Copy all lines below exactly as written. Leave pictures out.

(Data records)
━━━━━━━━━━━━━━━━━━━━━━━━━━━━━━

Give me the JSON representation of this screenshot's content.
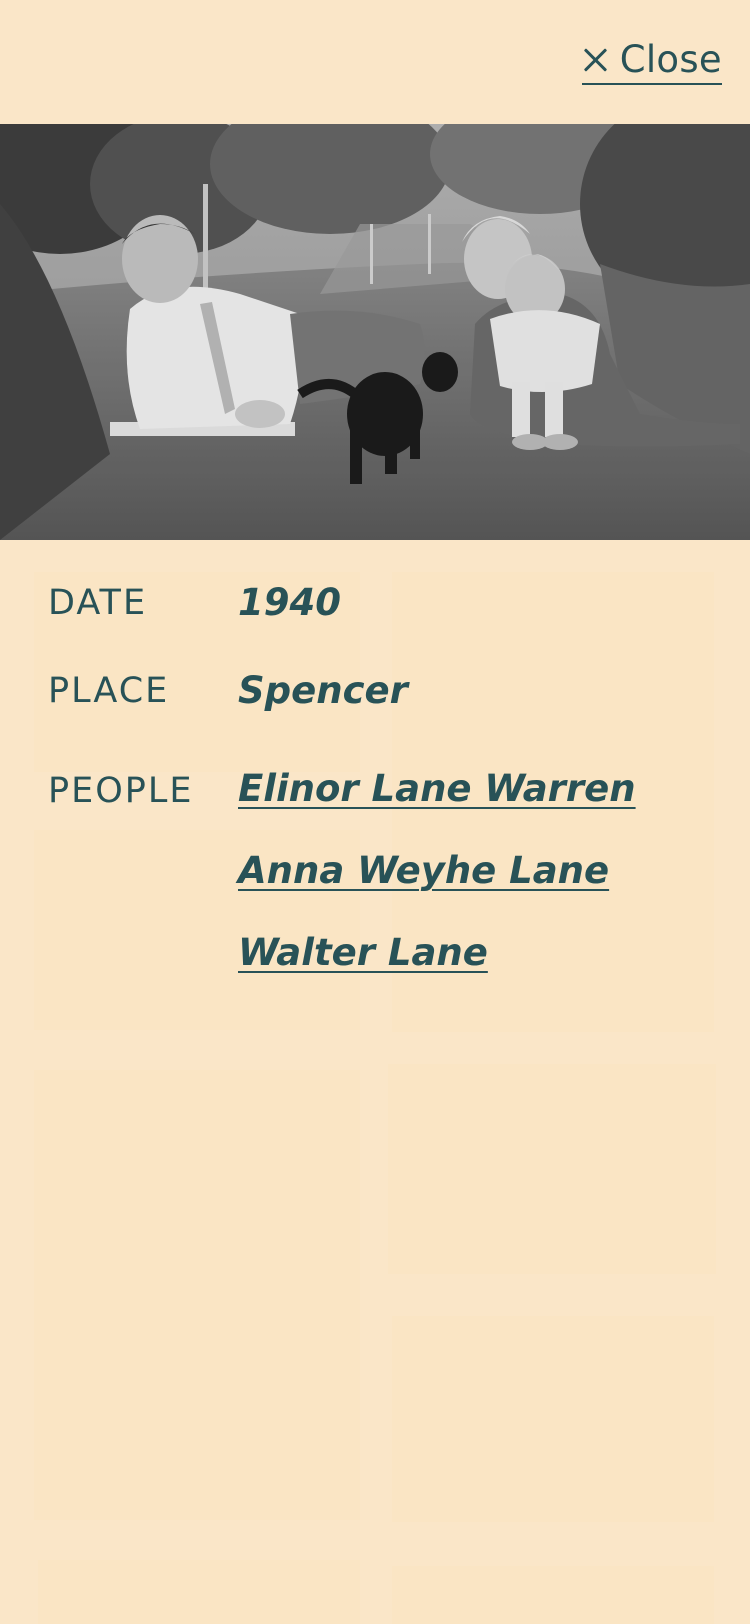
{
  "close": {
    "label": "Close",
    "icon": "close-icon"
  },
  "photo": {
    "alt": "",
    "colors": {
      "sky": "#8a8a8a",
      "grass": "#5f5f5f"
    }
  },
  "details": {
    "date_label": "DATE",
    "date_value": "1940",
    "place_label": "PLACE",
    "place_value": "Spencer",
    "people_label": "PEOPLE",
    "people": [
      "Elinor Lane Warren",
      "Anna Weyhe Lane",
      "Walter Lane"
    ]
  },
  "colors": {
    "background": "#fae6c8",
    "text": "#285257"
  }
}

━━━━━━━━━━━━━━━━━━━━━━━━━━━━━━

Completed task:
Give me the JSON representation of this screenshot's content.
{
  "close": {
    "label": "Close",
    "icon": "close-icon"
  },
  "photo": {
    "alt": "",
    "colors": {
      "sky": "#8a8a8a",
      "grass": "#5f5f5f"
    }
  },
  "details": {
    "date_label": "DATE",
    "date_value": "1940",
    "place_label": "PLACE",
    "place_value": "Spencer",
    "people_label": "PEOPLE",
    "people": [
      "Elinor Lane Warren",
      "Anna Weyhe Lane",
      "Walter Lane"
    ]
  },
  "colors": {
    "background": "#fae6c8",
    "text": "#285257"
  }
}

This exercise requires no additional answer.